Minister of Mineral Resources has said the missing link to the radical economic transformation debate in the mining industry, is the voices of black businesses.
The minister who was speaking at the Black Business Council’s business breakfast this morning said the South African economy must undergo a fundamental change in order for the majority of South Africans to participate meaningfully.
“Before 1994, black people were considered only as cheap labour to supply the mining industry, but with the mining charter, they will be given the opportunity to actively participate, via their businesses, as suppliers of labour, skills and expertise to the industry.”
Minister Zwane said governments efforts to decisively develop economic policies to reverse the trend of isolating black labour from the mining industry were visible through the charters emphasis on working with 30% black owned businesses.
“Government believes unequivocally that the 2017 Mining Charter givers extensive meaning of Radical Economic Transformation,” Zwane said. “It is a decisive and deliberate action by the government to reverse the sustained negative impact of apartheid policies on the people of SA.”
Zwane went on to say even the 30% allocated in the revised charter was not enough.
“Some have said that 30% is not radical enough…Our people said it should have been 50%”
“We must stop talking and start acting,” said the minister. The time for talking is over. It’s time for action. The majority must play a more meaningful role in the economy. There will be no stability in the country until that is achieved. We call upon black business to walk this path with us to transform our economy. The time is now.”
Zwane noted that to date only one stakeholder has expressed opposition to the matter of transforming the mining industry and the matter is been seen before the courts.
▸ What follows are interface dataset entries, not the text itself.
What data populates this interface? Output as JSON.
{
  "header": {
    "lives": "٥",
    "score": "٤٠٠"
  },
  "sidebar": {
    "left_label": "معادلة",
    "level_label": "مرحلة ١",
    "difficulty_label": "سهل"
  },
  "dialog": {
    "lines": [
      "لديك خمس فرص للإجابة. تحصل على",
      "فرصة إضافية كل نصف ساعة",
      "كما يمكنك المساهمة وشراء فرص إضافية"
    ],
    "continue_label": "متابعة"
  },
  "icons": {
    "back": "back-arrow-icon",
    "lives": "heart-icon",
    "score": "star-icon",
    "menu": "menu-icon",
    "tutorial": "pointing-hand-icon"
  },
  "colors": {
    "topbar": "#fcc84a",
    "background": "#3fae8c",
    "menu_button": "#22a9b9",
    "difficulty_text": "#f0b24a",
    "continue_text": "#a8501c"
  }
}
“Government will continue to strengthen the laws regulation mining and ensure they are developed for the benefit of the people,” he concluded.